My skills and experience in create and following a bespoke curriculum for SEND: I was very fortunate to be asked to create a bespoke, project-based curriculum for an independent school at the end of 2020. I was tasked with creating a curriculum for children with a range of complex needs, including ASD, PDA and ADHD. I am pleased to say the curriculum is slowly taking shape and has afforded a lot of flexibility in the education of the young people who attend. I was able to apply the program I have written which incorporates the principles of many evidence-based tools that address such needs as attachment disorder, executive function difficulties/co-regulation and play therapy. By taking a theme, which is ideally directed by the learner, I use my educational expertise to craft a plethora of possible learning outcomes that can be assessed and monitored. All the learner needs to do is to get stuck into an activity of their choosing and I will seek out the teaching and learning opportunities within it. The learner need never complete a worksheet (unless they want to!) or take a test. It’s a win-win learning environment.

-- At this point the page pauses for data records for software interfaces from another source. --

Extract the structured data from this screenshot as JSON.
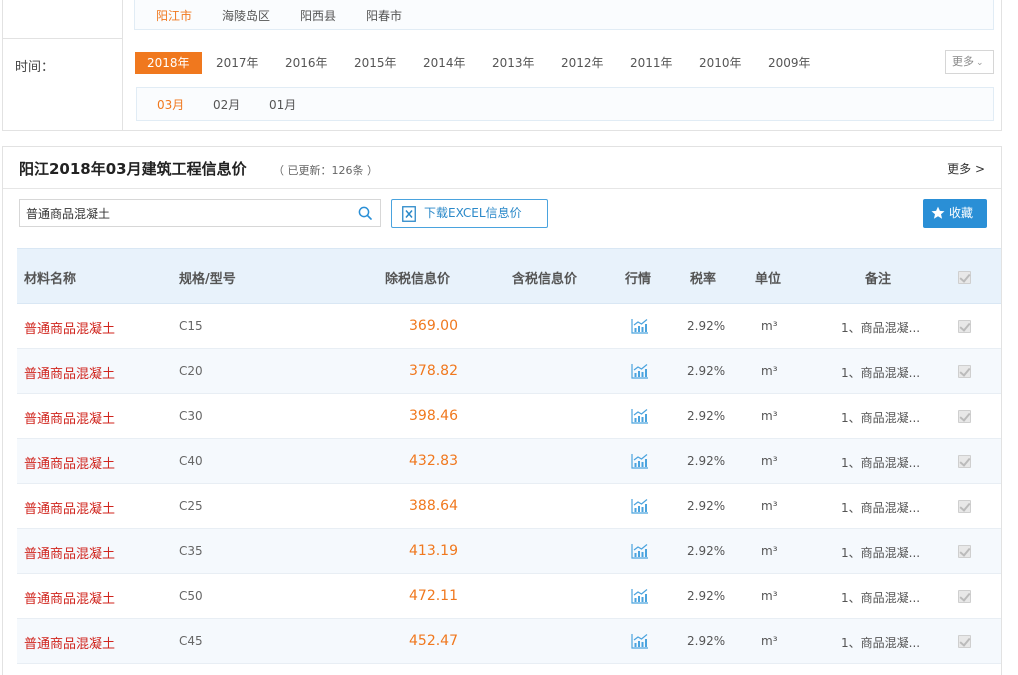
{
  "filters": {
    "regions": [
      {
        "label": "阳江市",
        "active": true
      },
      {
        "label": "海陵岛区",
        "active": false
      },
      {
        "label": "阳西县",
        "active": false
      },
      {
        "label": "阳春市",
        "active": false
      }
    ],
    "time_label": "时间：",
    "years": [
      {
        "label": "2018年",
        "active": true
      },
      {
        "label": "2017年",
        "active": false
      },
      {
        "label": "2016年",
        "active": false
      },
      {
        "label": "2015年",
        "active": false
      },
      {
        "label": "2014年",
        "active": false
      },
      {
        "label": "2013年",
        "active": false
      },
      {
        "label": "2012年",
        "active": false
      },
      {
        "label": "2011年",
        "active": false
      },
      {
        "label": "2010年",
        "active": false
      },
      {
        "label": "2009年",
        "active": false
      }
    ],
    "more_label": "更多",
    "months": [
      {
        "label": "03月",
        "active": true
      },
      {
        "label": "02月",
        "active": false
      },
      {
        "label": "01月",
        "active": false
      }
    ]
  },
  "main": {
    "title": "阳江2018年03月建筑工程信息价",
    "update_info": "（ 已更新：126条 ）",
    "more_label": "更多 >",
    "search_value": "普通商品混凝土",
    "excel_label": "下载EXCEL信息价",
    "favorite_label": "收藏"
  },
  "table": {
    "headers": {
      "name": "材料名称",
      "spec": "规格/型号",
      "price_ex_tax": "除税信息价",
      "price_inc_tax": "含税信息价",
      "trend": "行情",
      "tax_rate": "税率",
      "unit": "单位",
      "note": "备注"
    },
    "rows": [
      {
        "name": "普通商品混凝土",
        "spec": "C15",
        "price": "369.00",
        "tax": "2.92%",
        "unit": "m³",
        "note": "1、商品混凝..."
      },
      {
        "name": "普通商品混凝土",
        "spec": "C20",
        "price": "378.82",
        "tax": "2.92%",
        "unit": "m³",
        "note": "1、商品混凝..."
      },
      {
        "name": "普通商品混凝土",
        "spec": "C30",
        "price": "398.46",
        "tax": "2.92%",
        "unit": "m³",
        "note": "1、商品混凝..."
      },
      {
        "name": "普通商品混凝土",
        "spec": "C40",
        "price": "432.83",
        "tax": "2.92%",
        "unit": "m³",
        "note": "1、商品混凝..."
      },
      {
        "name": "普通商品混凝土",
        "spec": "C25",
        "price": "388.64",
        "tax": "2.92%",
        "unit": "m³",
        "note": "1、商品混凝..."
      },
      {
        "name": "普通商品混凝土",
        "spec": "C35",
        "price": "413.19",
        "tax": "2.92%",
        "unit": "m³",
        "note": "1、商品混凝..."
      },
      {
        "name": "普通商品混凝土",
        "spec": "C50",
        "price": "472.11",
        "tax": "2.92%",
        "unit": "m³",
        "note": "1、商品混凝..."
      },
      {
        "name": "普通商品混凝土",
        "spec": "C45",
        "price": "452.47",
        "tax": "2.92%",
        "unit": "m³",
        "note": "1、商品混凝..."
      }
    ]
  },
  "icons": {
    "search": "search-icon",
    "excel": "excel-icon",
    "star": "star-icon",
    "trend": "trend-chart-icon",
    "checkbox": "checkbox"
  },
  "colors": {
    "accent": "#f0781e",
    "link_red": "#d0251e",
    "primary_blue": "#2a8fd6",
    "header_bg": "#e8f2fb"
  }
}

My skills and experience teaching social communication and friendship development skills: This aspect of supporting children is a very sentimental one for me. I have been the parent of the child with complex needs who does not get invited to parties or playdates because other children often misunderstand them. Behaviour, whether low-key or distressed is all communication. Children who are under stress may express their emotions through actions rather than words. This is even more so the case when those emotions are complex and new or unfamiliar. However, children can be the best co-regulators for other children who are distressed. My aim is not to just equip the child I am working with to learn to manage their feelings in a healthy way but to empower them to become advocates for themselves when trying to express their needs and thoughts. When it comes to particular communication-affecting challenges such as autism, it is important to see each child as an individual and to support them in creating a way of communicating that works best for them. This could be through gesture (Makaton) image (PECS) or a blend of multiple approaches. All methods of communication are valid. The only requirement is that the message is received! Social stories can be very helpful when preparing to engage and communicate in a new environment or with new people and can allow for the child to input what works best for them. Collaboration is key, no matter the size of the child’s involvement.